» **Try it**
The lines to copy are those in the records below that hold the word "informacionog".

[Dataset rows describing interfaces]
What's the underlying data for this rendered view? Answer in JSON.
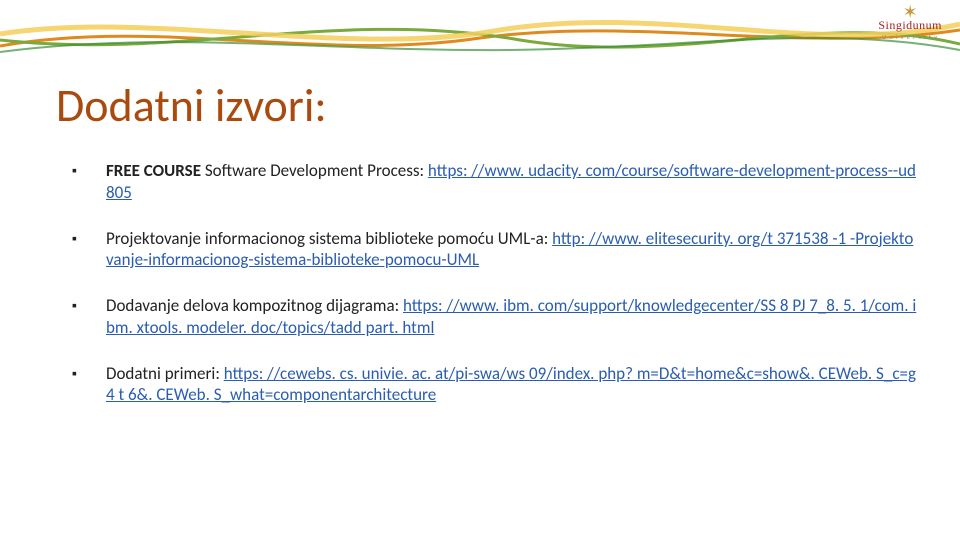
{
  "logo": {
    "name": "Singidunum",
    "sub": "U n i v e r s i t y"
  },
  "title": "Dodatni izvori:",
  "items": [
    {
      "bold": "FREE COURSE",
      "plain": " Software Development Process: ",
      "link": "https: //www. udacity. com/course/software-development-process--ud 805"
    },
    {
      "plain": "Projektovanje informacionog sistema biblioteke pomoću UML-a: ",
      "link": "http: //www. elitesecurity. org/t 371538 -1 -Projektovanje-informacionog-sistema-biblioteke-pomocu-UML"
    },
    {
      "plain": "Dodavanje delova kompozitnog dijagrama: ",
      "link": "https: //www. ibm. com/support/knowledgecenter/SS 8 PJ 7_8. 5. 1/com. ibm. xtools. modeler. doc/topics/tadd part. html"
    },
    {
      "plain": "Dodatni primeri: ",
      "link": "https: //cewebs. cs. univie. ac. at/pi-swa/ws 09/index. php? m=D&t=home&c=show&. CEWeb. S_c=g 4 t 6&. CEWeb. S_what=componentarchitecture"
    }
  ]
}
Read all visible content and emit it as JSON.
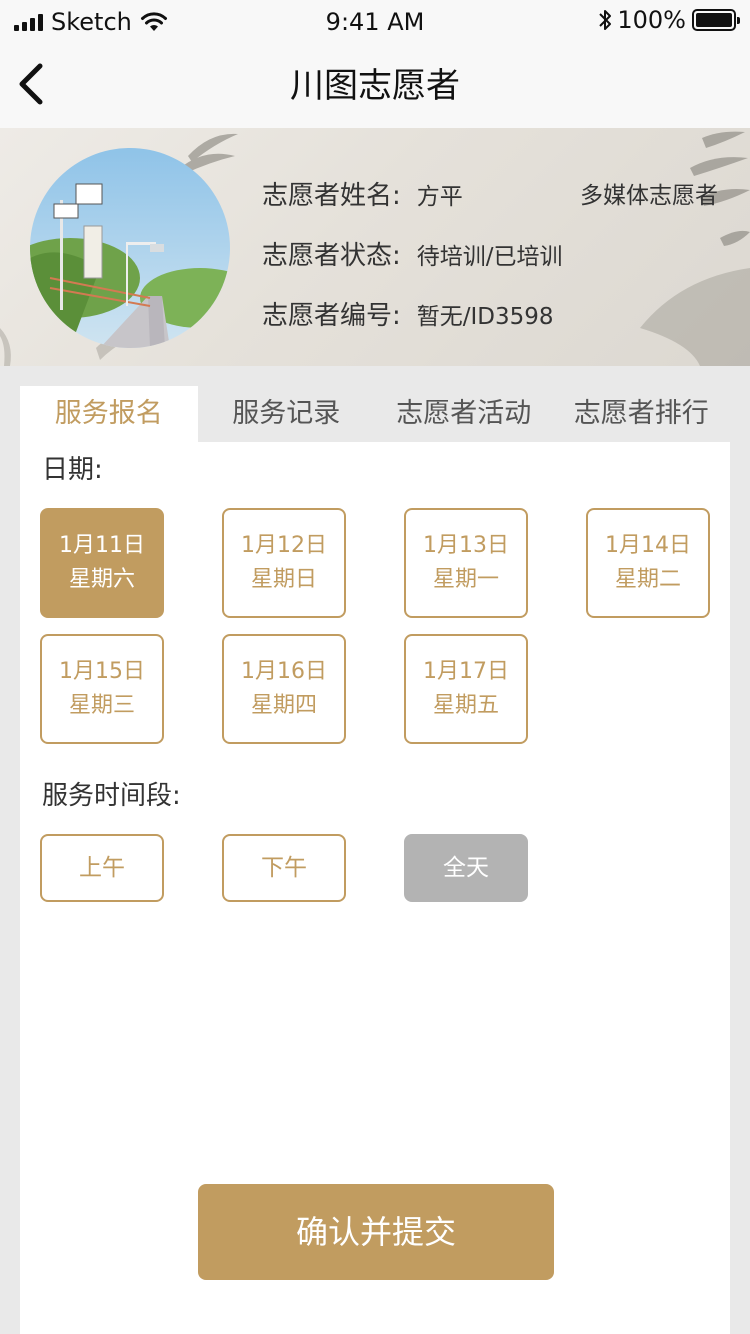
{
  "status_bar": {
    "carrier": "Sketch",
    "time": "9:41 AM",
    "battery": "100%"
  },
  "nav": {
    "title": "川图志愿者"
  },
  "profile": {
    "name_label": "志愿者姓名:",
    "name_value": "方平",
    "role": "多媒体志愿者",
    "status_label": "志愿者状态:",
    "status_value": "待培训/已培训",
    "id_label": "志愿者编号:",
    "id_value": "暂无/ID3598"
  },
  "tabs": [
    {
      "label": "服务报名",
      "active": true
    },
    {
      "label": "服务记录",
      "active": false
    },
    {
      "label": "志愿者活动",
      "active": false
    },
    {
      "label": "志愿者排行",
      "active": false
    }
  ],
  "form": {
    "date_label": "日期:",
    "dates": [
      {
        "date": "1月11日",
        "weekday": "星期六",
        "selected": true
      },
      {
        "date": "1月12日",
        "weekday": "星期日",
        "selected": false
      },
      {
        "date": "1月13日",
        "weekday": "星期一",
        "selected": false
      },
      {
        "date": "1月14日",
        "weekday": "星期二",
        "selected": false
      },
      {
        "date": "1月15日",
        "weekday": "星期三",
        "selected": false
      },
      {
        "date": "1月16日",
        "weekday": "星期四",
        "selected": false
      },
      {
        "date": "1月17日",
        "weekday": "星期五",
        "selected": false
      }
    ],
    "time_label": "服务时间段:",
    "time_slots": [
      {
        "label": "上午",
        "state": "available"
      },
      {
        "label": "下午",
        "state": "available"
      },
      {
        "label": "全天",
        "state": "disabled"
      }
    ],
    "submit_label": "确认并提交"
  },
  "colors": {
    "accent": "#c19c60",
    "disabled": "#b3b3b3",
    "background": "#e9e9e9"
  }
}
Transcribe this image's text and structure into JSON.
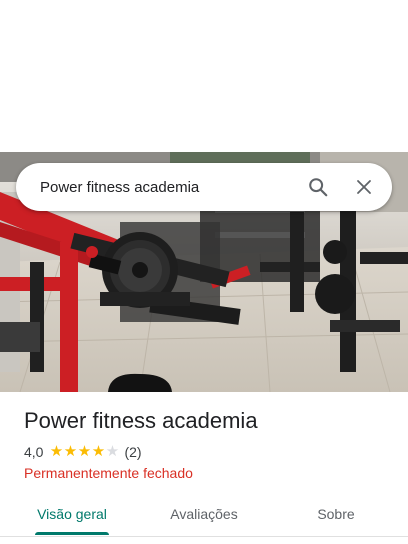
{
  "search": {
    "query": "Power fitness academia"
  },
  "place": {
    "name": "Power fitness academia",
    "rating_value": "4,0",
    "rating_stars": 4,
    "rating_count": "(2)",
    "status": "Permanentemente fechado"
  },
  "tabs": [
    {
      "label": "Visão geral",
      "active": true
    },
    {
      "label": "Avaliações",
      "active": false
    },
    {
      "label": "Sobre",
      "active": false
    }
  ],
  "colors": {
    "accent": "#00796b",
    "status_closed": "#d93025",
    "star": "#fbbc04"
  },
  "icons": {
    "search": "search-icon",
    "close": "close-icon"
  }
}
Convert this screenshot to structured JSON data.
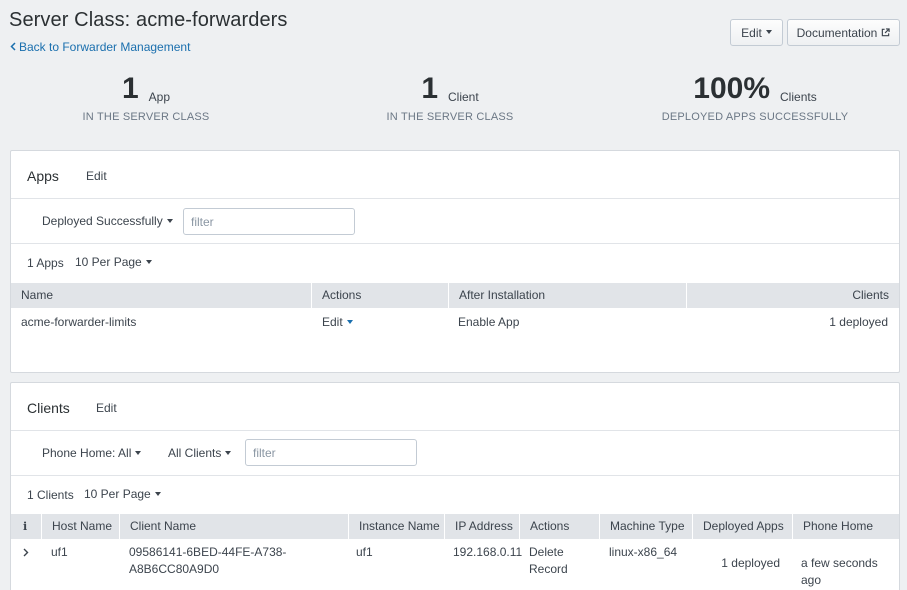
{
  "header": {
    "title": "Server Class: acme-forwarders",
    "back_link": "Back to Forwarder Management",
    "edit_button": "Edit",
    "doc_button": "Documentation"
  },
  "stats": [
    {
      "value": "1",
      "unit": "App",
      "label": "IN THE SERVER CLASS"
    },
    {
      "value": "1",
      "unit": "Client",
      "label": "IN THE SERVER CLASS"
    },
    {
      "value": "100%",
      "unit": "Clients",
      "label": "DEPLOYED APPS SUCCESSFULLY"
    }
  ],
  "apps": {
    "title": "Apps",
    "edit": "Edit",
    "status_filter": "Deployed Successfully",
    "filter_placeholder": "filter",
    "count": "1 Apps",
    "per_page": "10 Per Page",
    "columns": [
      "Name",
      "Actions",
      "After Installation",
      "Clients"
    ],
    "rows": [
      {
        "name": "acme-forwarder-limits",
        "action": "Edit",
        "after_install": "Enable App",
        "clients": "1 deployed"
      }
    ]
  },
  "clients": {
    "title": "Clients",
    "edit": "Edit",
    "phone_home_filter": "Phone Home: All",
    "clients_filter": "All Clients",
    "filter_placeholder": "filter",
    "count": "1 Clients",
    "per_page": "10 Per Page",
    "columns": [
      "i",
      "Host Name",
      "Client Name",
      "Instance Name",
      "IP Address",
      "Actions",
      "Machine Type",
      "Deployed Apps",
      "Phone Home"
    ],
    "rows": [
      {
        "host_name": "uf1",
        "client_name": "09586141-6BED-44FE-A738-A8B6CC80A9D0",
        "instance_name": "uf1",
        "ip_address": "192.168.0.11",
        "action": "Delete Record",
        "machine_type": "linux-x86_64",
        "deployed_apps": "1 deployed",
        "phone_home": "a few seconds ago"
      }
    ]
  }
}
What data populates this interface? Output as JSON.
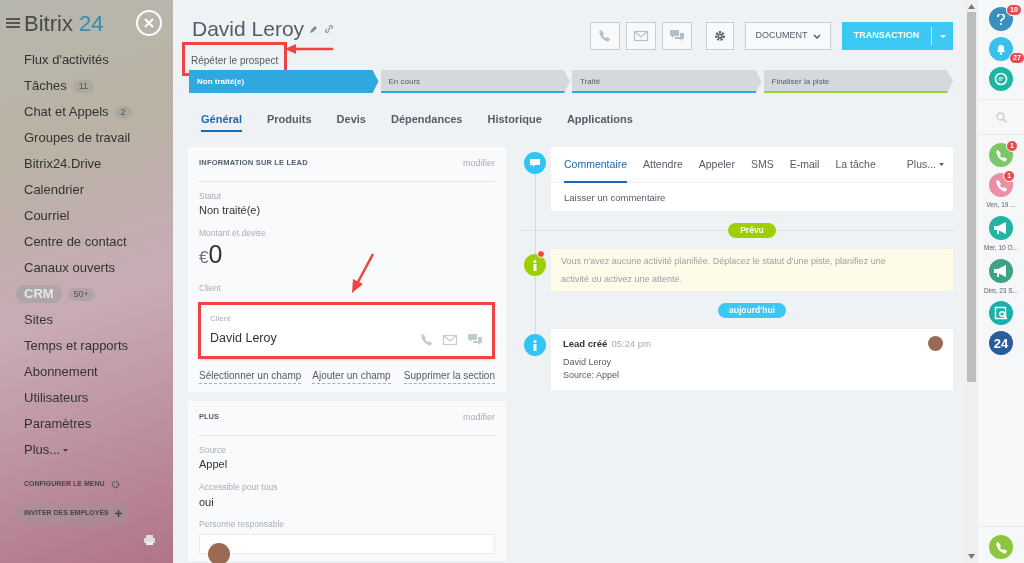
{
  "sidebar": {
    "logo": {
      "word": "Bitrix",
      "number": "24"
    },
    "items": [
      {
        "label": "Flux d'activités",
        "selected": false
      },
      {
        "label": "Tâches",
        "badge": "11",
        "selected": false
      },
      {
        "label": "Chat et Appels",
        "badge": "2",
        "selected": false
      },
      {
        "label": "Groupes de travail",
        "selected": false
      },
      {
        "label": "Bitrix24.Drive",
        "selected": false
      },
      {
        "label": "Calendrier",
        "selected": false
      },
      {
        "label": "Courriel",
        "selected": false
      },
      {
        "label": "Centre de contact",
        "selected": false
      },
      {
        "label": "Canaux ouverts",
        "selected": false
      },
      {
        "label": "CRM",
        "badge": "50+",
        "selected": true
      },
      {
        "label": "Sites",
        "selected": false
      },
      {
        "label": "Temps et rapports",
        "selected": false
      },
      {
        "label": "Abonnement",
        "selected": false
      },
      {
        "label": "Utilisateurs",
        "selected": false
      },
      {
        "label": "Paramètres",
        "selected": false
      }
    ],
    "more": "Plus...",
    "configure": "CONFIGURER LE MENU",
    "invite": "INVITER DES EMPLOYÉS"
  },
  "header": {
    "title": "David Leroy",
    "subtitle": "Répéter le prospect",
    "document_button": "DOCUMENT",
    "transaction_button": "TRANSACTION"
  },
  "stages": [
    {
      "label": "Non traité(e)",
      "selected": true,
      "color": "#2fa8de"
    },
    {
      "label": "En cours",
      "selected": false,
      "color": "#2fa8de"
    },
    {
      "label": "Traité",
      "selected": false,
      "color": "#2fa8de"
    },
    {
      "label": "Finaliser la piste",
      "selected": false,
      "color": "#9ccc3a"
    }
  ],
  "tabs": [
    {
      "label": "Général",
      "selected": true
    },
    {
      "label": "Produits",
      "selected": false
    },
    {
      "label": "Devis",
      "selected": false
    },
    {
      "label": "Dépendances",
      "selected": false
    },
    {
      "label": "Historique",
      "selected": false
    },
    {
      "label": "Applications",
      "selected": false
    }
  ],
  "lead_card": {
    "title": "INFORMATION SUR LE LEAD",
    "edit": "modifier",
    "fields": [
      {
        "kind": "text",
        "label": "Statut",
        "value": "Non traité(e)"
      },
      {
        "kind": "money",
        "label": "Montant et devise",
        "currency": "€",
        "value": "0"
      },
      {
        "kind": "client",
        "label": "Client",
        "inner_label": "Client",
        "value": "David Leroy"
      }
    ],
    "links": [
      "Sélectionner un champ",
      "Ajouter un champ",
      "Supprimer la section"
    ]
  },
  "plus_card": {
    "title": "PLUS",
    "edit": "modifier",
    "fields": [
      {
        "label": "Source",
        "value": "Appel"
      },
      {
        "label": "Accessible pour tous",
        "value": "oui"
      }
    ],
    "responsible_label": "Personne responsable"
  },
  "timeline": {
    "composer_tabs": [
      {
        "label": "Commentaire",
        "selected": true
      },
      {
        "label": "Attendre",
        "selected": false
      },
      {
        "label": "Appeler",
        "selected": false
      },
      {
        "label": "SMS",
        "selected": false
      },
      {
        "label": "E-mail",
        "selected": false
      },
      {
        "label": "La tâche",
        "selected": false
      }
    ],
    "composer_more": "Plus...",
    "placeholder": "Laisser un commentaire",
    "planned_badge": "Prévu",
    "notice": "Vous n'avez aucune activité planifiée. Déplacez le statut d'une piste, planifiez une activité ou activez une attente.",
    "today_badge": "aujourd'hui",
    "entry": {
      "title": "Lead créé",
      "time": "05:24 pm",
      "lines": [
        "David Leroy",
        "Source: Appel"
      ]
    }
  },
  "right_bar": [
    {
      "kind": "help",
      "color": "#3a8fbf",
      "badge": "10"
    },
    {
      "kind": "bell",
      "color": "#3bc0ec",
      "badge": "27"
    },
    {
      "kind": "chat",
      "color": "#1fb5a5"
    },
    {
      "kind": "search"
    },
    {
      "kind": "phone",
      "color": "#7cc76a",
      "badge": "1"
    },
    {
      "kind": "phone",
      "color": "#ea8fa6",
      "badge": "1",
      "caption": "Ven, 19 ..."
    },
    {
      "kind": "megaphone",
      "color": "#22b3a3",
      "caption": "Mer, 10 O..."
    },
    {
      "kind": "megaphone",
      "color": "#3ea384",
      "caption": "Dim, 23 S..."
    },
    {
      "kind": "doc-search",
      "color": "#16b2ab"
    },
    {
      "kind": "logo",
      "color": "#2a5c9c",
      "text": "24"
    }
  ],
  "call_button": {
    "color": "#8cc63e"
  }
}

» **Exercise output**
      "plain": "Projektovanje informacionog sistema biblioteke pomoću UML-a: ",
      "link": "http: //www. elitesecurity. org/t 371538 -1 -Projektovanje-informacionog-sistema-biblioteke-pomocu-UML"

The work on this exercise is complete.